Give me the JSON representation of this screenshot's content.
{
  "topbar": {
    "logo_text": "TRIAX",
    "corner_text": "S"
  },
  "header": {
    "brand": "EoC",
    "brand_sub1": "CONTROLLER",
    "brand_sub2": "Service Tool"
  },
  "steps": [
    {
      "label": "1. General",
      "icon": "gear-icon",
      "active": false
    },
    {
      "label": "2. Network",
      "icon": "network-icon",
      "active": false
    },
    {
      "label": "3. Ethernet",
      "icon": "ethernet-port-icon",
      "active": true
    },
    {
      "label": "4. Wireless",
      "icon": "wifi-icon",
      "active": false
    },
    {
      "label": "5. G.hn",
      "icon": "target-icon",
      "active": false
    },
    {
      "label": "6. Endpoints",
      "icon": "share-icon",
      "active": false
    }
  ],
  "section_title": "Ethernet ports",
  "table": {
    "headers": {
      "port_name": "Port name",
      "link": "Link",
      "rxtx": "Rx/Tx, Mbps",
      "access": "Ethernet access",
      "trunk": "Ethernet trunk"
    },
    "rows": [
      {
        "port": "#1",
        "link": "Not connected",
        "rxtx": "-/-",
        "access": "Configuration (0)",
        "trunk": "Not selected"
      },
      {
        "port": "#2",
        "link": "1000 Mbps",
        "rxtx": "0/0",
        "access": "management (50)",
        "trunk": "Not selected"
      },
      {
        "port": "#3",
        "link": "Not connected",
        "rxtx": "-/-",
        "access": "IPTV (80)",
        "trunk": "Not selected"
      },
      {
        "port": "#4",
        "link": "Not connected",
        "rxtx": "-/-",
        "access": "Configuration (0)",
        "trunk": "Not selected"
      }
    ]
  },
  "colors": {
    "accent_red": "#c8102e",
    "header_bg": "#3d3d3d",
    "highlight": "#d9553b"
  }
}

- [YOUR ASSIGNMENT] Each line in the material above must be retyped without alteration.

- [YOUR RESPONSE]
Give me the JSON representation of this screenshot's content.
{
  "topbar": {
    "logo_text": "TRIAX",
    "corner_text": "S"
  },
  "header": {
    "brand": "EoC",
    "brand_sub1": "CONTROLLER",
    "brand_sub2": "Service Tool"
  },
  "steps": [
    {
      "label": "1. General",
      "icon": "gear-icon",
      "active": false
    },
    {
      "label": "2. Network",
      "icon": "network-icon",
      "active": false
    },
    {
      "label": "3. Ethernet",
      "icon": "ethernet-port-icon",
      "active": true
    },
    {
      "label": "4. Wireless",
      "icon": "wifi-icon",
      "active": false
    },
    {
      "label": "5. G.hn",
      "icon": "target-icon",
      "active": false
    },
    {
      "label": "6. Endpoints",
      "icon": "share-icon",
      "active": false
    }
  ],
  "section_title": "Ethernet ports",
  "table": {
    "headers": {
      "port_name": "Port name",
      "link": "Link",
      "rxtx": "Rx/Tx, Mbps",
      "access": "Ethernet access",
      "trunk": "Ethernet trunk"
    },
    "rows": [
      {
        "port": "#1",
        "link": "Not connected",
        "rxtx": "-/-",
        "access": "Configuration (0)",
        "trunk": "Not selected"
      },
      {
        "port": "#2",
        "link": "1000 Mbps",
        "rxtx": "0/0",
        "access": "management (50)",
        "trunk": "Not selected"
      },
      {
        "port": "#3",
        "link": "Not connected",
        "rxtx": "-/-",
        "access": "IPTV (80)",
        "trunk": "Not selected"
      },
      {
        "port": "#4",
        "link": "Not connected",
        "rxtx": "-/-",
        "access": "Configuration (0)",
        "trunk": "Not selected"
      }
    ]
  },
  "colors": {
    "accent_red": "#c8102e",
    "header_bg": "#3d3d3d",
    "highlight": "#d9553b"
  }
}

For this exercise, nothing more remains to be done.